Could you copy out every line of the data where the word "image" occurs?
· · ·
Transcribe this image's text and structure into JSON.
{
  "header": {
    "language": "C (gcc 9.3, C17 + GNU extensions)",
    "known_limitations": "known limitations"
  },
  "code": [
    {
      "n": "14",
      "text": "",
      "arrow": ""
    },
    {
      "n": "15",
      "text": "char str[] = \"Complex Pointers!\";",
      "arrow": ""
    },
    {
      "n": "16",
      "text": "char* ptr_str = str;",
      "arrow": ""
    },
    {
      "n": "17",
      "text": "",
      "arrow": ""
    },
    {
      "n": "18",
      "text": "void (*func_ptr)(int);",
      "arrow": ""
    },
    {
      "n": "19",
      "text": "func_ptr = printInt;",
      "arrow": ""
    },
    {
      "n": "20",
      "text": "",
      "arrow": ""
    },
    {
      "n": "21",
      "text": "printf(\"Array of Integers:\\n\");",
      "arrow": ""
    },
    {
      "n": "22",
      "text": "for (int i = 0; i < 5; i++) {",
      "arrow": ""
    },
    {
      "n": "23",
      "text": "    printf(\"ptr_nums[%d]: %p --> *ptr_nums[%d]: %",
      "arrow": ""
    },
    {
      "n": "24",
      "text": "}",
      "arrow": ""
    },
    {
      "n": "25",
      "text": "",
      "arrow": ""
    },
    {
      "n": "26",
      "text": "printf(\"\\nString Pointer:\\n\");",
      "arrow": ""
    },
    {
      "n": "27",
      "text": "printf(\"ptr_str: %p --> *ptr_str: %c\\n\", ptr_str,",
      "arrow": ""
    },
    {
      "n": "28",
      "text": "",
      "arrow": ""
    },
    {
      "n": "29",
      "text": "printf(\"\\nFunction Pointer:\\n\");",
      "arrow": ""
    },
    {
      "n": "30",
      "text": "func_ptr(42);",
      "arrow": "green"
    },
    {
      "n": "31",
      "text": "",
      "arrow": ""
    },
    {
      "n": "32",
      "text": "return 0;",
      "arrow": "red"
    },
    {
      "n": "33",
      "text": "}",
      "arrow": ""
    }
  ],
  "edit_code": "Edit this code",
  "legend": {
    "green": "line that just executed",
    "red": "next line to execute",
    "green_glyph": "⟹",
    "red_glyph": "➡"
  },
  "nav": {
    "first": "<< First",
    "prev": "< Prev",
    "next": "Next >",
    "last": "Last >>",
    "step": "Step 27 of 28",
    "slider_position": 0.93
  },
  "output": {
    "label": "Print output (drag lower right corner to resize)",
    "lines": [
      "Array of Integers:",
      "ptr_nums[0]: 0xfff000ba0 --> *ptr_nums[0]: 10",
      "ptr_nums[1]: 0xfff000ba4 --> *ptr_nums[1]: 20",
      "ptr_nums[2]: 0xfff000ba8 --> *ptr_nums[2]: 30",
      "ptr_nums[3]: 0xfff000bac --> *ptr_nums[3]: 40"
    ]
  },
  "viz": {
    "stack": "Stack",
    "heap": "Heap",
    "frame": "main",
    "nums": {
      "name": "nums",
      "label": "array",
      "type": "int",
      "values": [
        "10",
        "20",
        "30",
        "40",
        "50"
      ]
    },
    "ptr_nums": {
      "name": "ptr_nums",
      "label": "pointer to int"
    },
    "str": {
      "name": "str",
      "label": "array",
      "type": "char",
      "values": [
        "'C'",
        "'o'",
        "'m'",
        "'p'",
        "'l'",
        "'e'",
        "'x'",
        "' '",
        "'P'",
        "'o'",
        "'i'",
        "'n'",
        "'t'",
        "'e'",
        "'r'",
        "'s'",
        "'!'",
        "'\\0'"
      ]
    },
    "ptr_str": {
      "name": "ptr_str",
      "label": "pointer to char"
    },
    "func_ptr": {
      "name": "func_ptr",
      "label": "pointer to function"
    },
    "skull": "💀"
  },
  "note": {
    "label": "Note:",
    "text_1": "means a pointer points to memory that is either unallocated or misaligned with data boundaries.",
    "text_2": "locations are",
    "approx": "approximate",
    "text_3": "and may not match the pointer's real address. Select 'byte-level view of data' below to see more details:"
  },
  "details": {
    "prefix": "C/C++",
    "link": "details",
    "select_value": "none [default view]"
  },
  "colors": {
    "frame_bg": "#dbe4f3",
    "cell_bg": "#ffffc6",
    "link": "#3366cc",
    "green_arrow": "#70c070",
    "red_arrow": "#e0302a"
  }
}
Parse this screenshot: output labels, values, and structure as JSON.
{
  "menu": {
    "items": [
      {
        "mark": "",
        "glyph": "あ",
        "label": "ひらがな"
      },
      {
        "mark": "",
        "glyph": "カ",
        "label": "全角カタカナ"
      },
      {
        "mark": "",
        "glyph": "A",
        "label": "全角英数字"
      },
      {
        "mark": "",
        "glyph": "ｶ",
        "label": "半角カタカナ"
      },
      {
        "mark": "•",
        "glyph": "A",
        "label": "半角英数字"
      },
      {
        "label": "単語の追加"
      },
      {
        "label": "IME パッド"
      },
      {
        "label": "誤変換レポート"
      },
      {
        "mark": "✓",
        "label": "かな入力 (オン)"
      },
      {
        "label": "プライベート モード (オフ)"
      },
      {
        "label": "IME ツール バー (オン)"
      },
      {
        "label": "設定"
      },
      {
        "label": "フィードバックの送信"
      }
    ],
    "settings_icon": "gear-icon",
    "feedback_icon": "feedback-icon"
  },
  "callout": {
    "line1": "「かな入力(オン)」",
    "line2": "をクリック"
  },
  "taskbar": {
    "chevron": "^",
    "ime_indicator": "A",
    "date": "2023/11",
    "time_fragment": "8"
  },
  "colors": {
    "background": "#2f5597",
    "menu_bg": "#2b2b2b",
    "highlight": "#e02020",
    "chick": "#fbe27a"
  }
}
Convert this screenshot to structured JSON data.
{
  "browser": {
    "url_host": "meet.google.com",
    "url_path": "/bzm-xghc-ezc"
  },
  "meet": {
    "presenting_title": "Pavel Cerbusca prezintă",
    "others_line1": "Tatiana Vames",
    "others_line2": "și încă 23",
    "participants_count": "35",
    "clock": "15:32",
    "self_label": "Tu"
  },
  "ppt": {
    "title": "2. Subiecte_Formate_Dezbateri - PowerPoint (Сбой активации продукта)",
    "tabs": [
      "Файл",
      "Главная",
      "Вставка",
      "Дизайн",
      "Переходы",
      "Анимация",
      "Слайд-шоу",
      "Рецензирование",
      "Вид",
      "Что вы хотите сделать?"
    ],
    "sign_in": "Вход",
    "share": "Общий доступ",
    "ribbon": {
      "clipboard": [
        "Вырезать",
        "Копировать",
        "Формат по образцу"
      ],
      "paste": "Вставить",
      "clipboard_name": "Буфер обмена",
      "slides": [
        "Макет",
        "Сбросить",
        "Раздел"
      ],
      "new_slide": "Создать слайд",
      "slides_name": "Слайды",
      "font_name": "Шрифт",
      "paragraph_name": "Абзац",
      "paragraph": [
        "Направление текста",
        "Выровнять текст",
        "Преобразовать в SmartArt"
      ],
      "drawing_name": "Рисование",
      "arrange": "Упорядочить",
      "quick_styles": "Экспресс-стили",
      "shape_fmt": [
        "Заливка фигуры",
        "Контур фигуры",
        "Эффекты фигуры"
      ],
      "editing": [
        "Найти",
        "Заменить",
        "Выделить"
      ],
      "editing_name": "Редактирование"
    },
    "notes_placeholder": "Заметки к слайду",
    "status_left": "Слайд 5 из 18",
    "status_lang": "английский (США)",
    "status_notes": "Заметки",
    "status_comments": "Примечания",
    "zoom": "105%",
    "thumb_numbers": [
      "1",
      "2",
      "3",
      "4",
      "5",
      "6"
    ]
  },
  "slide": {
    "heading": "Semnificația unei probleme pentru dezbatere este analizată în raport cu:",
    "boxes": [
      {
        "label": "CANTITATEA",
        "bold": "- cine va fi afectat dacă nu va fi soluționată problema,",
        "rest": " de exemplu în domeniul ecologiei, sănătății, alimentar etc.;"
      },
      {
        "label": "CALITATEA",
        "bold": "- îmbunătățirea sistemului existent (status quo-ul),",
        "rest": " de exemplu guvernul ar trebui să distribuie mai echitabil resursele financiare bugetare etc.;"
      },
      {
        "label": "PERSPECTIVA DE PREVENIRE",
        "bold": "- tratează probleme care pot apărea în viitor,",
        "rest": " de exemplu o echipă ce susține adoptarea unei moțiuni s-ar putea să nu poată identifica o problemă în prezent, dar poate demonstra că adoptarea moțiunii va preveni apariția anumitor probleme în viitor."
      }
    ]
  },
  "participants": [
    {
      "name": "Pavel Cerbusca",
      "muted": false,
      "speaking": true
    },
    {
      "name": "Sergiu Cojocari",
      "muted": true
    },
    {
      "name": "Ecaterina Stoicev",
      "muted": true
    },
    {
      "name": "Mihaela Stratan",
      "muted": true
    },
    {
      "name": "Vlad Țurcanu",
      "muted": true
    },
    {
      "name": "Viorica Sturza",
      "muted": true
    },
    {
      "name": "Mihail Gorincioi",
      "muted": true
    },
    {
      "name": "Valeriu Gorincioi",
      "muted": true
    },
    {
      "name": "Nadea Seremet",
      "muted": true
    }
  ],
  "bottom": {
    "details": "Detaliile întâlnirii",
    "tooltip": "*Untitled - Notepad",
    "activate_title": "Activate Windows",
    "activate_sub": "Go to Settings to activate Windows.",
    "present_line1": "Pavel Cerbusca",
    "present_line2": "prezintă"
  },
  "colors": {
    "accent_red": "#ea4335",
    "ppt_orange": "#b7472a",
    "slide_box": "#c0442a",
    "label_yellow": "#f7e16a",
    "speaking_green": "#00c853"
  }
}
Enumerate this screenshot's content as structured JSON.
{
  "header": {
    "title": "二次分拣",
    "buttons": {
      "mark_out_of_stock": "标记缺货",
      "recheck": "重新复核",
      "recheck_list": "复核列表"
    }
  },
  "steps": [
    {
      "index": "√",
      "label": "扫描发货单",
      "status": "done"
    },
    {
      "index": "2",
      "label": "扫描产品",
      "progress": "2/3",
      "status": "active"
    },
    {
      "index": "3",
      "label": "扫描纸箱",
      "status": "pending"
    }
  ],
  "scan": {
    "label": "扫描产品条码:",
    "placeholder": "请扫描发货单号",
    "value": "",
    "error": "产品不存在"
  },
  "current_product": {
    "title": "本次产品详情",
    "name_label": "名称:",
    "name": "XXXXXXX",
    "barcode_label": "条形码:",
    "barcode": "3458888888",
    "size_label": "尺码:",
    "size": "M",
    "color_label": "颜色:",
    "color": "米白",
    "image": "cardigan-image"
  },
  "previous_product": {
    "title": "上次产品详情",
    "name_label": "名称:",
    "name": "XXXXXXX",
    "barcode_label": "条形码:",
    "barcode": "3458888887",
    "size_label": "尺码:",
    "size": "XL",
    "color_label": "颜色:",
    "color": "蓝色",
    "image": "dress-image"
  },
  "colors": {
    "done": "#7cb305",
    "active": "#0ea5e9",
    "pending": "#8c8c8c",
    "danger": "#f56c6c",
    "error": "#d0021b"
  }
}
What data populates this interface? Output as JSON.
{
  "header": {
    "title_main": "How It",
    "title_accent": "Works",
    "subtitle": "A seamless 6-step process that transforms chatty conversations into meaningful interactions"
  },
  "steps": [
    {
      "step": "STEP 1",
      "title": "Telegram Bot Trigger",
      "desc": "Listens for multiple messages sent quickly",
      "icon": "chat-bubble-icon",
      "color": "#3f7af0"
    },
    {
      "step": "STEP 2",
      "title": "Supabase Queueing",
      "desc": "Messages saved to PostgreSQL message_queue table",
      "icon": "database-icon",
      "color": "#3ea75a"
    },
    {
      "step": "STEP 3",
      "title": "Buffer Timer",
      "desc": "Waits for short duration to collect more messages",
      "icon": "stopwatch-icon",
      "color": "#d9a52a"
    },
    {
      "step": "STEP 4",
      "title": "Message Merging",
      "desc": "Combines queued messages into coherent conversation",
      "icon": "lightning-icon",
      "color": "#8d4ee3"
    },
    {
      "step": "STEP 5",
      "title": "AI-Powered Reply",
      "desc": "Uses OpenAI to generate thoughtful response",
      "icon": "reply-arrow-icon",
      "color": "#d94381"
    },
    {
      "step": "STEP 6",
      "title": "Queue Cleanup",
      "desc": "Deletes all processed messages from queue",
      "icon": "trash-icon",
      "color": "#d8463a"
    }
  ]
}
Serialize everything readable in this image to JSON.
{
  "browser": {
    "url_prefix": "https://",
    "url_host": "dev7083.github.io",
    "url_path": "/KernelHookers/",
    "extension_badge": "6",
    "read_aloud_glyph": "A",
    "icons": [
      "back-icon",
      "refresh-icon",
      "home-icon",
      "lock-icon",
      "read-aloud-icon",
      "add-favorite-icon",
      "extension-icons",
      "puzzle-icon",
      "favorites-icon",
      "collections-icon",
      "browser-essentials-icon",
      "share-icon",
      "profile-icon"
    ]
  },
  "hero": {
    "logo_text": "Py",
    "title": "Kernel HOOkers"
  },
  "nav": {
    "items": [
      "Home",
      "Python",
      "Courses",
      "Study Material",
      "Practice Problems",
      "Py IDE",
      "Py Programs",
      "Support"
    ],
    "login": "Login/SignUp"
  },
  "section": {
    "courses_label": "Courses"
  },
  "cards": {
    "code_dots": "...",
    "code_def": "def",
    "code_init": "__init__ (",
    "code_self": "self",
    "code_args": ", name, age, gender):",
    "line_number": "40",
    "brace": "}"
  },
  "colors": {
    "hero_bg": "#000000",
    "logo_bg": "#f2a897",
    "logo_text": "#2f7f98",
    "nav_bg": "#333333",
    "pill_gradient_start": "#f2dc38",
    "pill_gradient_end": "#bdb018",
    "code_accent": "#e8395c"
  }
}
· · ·
** Result **
Transcribe this image's text and structure into JSON.
    "image": "cardigan-image"
    "image": "dress-image"
Serialize everything readable in this image to JSON.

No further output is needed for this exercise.